■ ACTIVITY
Every record listed below should be copied exactly.

■ DATA PROVIDED
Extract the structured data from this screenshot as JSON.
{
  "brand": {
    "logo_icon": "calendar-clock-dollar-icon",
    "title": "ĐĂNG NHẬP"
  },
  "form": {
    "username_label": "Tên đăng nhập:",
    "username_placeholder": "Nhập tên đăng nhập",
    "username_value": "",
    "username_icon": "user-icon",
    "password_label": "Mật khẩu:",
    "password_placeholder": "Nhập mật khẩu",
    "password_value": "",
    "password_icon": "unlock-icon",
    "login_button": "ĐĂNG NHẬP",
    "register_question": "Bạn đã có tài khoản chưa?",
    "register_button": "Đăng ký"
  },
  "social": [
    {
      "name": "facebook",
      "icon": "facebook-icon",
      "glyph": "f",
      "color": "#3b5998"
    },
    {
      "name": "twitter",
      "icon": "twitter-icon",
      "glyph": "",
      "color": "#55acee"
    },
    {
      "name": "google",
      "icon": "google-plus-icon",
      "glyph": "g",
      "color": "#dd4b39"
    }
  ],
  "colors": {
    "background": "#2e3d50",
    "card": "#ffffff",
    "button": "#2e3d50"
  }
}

■ OUTPUT FOR THIS TASK
Extract the structured data from this screenshot as JSON.
{
  "brand": {
    "logo_icon": "calendar-clock-dollar-icon",
    "title": "ĐĂNG NHẬP"
  },
  "form": {
    "username_label": "Tên đăng nhập:",
    "username_placeholder": "Nhập tên đăng nhập",
    "username_value": "",
    "username_icon": "user-icon",
    "password_label": "Mật khẩu:",
    "password_placeholder": "Nhập mật khẩu",
    "password_value": "",
    "password_icon": "unlock-icon",
    "login_button": "ĐĂNG NHẬP",
    "register_question": "Bạn đã có tài khoản chưa?",
    "register_button": "Đăng ký"
  },
  "social": [
    {
      "name": "facebook",
      "icon": "facebook-icon",
      "glyph": "f",
      "color": "#3b5998"
    },
    {
      "name": "twitter",
      "icon": "twitter-icon",
      "glyph": "",
      "color": "#55acee"
    },
    {
      "name": "google",
      "icon": "google-plus-icon",
      "glyph": "g",
      "color": "#dd4b39"
    }
  ],
  "colors": {
    "background": "#2e3d50",
    "card": "#ffffff",
    "button": "#2e3d50"
  }
}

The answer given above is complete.